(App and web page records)

'''

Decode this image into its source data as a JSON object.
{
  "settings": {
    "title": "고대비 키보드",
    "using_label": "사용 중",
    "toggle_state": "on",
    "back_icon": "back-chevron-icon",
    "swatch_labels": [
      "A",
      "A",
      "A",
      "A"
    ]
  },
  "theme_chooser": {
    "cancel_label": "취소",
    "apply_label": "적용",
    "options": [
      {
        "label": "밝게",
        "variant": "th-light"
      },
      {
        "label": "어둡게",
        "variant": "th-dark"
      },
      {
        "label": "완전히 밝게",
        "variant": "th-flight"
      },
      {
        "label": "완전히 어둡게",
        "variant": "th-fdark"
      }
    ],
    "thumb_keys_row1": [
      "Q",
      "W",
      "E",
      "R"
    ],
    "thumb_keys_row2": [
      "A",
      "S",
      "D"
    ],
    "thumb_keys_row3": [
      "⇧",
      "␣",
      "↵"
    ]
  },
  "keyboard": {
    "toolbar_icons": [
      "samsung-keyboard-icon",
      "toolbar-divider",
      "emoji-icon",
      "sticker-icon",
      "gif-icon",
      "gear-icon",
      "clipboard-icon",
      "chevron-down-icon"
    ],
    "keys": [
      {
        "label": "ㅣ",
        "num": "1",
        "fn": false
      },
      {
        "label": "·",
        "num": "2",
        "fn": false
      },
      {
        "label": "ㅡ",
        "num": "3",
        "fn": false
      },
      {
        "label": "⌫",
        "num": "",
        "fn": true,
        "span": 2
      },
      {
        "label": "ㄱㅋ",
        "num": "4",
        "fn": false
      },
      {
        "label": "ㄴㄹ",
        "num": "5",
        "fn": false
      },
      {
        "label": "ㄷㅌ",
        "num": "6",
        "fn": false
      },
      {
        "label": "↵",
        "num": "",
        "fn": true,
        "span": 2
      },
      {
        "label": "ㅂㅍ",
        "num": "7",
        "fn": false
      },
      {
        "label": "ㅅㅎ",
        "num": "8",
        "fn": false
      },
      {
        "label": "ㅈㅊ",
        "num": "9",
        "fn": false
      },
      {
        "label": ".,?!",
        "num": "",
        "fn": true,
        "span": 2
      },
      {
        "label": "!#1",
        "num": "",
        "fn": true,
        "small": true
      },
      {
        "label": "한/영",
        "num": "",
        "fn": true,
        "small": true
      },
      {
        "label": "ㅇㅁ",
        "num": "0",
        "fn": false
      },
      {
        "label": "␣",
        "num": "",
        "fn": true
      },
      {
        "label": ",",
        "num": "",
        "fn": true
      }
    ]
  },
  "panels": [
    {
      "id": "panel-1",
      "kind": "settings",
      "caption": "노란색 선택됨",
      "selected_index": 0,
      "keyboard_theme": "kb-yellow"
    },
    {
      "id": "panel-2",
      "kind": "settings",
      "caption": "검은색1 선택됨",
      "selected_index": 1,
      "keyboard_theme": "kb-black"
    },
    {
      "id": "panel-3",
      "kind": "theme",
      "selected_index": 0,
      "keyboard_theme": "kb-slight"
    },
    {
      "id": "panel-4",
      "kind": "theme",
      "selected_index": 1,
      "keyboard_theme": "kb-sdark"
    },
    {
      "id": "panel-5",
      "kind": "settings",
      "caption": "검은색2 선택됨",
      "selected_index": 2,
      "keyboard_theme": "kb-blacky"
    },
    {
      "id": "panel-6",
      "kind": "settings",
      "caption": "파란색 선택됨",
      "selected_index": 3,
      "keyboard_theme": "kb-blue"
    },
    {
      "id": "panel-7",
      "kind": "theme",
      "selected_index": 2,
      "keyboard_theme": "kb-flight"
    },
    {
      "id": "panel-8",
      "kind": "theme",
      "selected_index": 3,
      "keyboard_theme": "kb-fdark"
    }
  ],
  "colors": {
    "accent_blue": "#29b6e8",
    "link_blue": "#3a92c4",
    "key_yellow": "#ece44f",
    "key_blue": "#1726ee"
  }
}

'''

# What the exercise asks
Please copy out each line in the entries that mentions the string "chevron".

# Expected output
    "back_icon": "back-chevron-icon",
      "chevron-down-icon"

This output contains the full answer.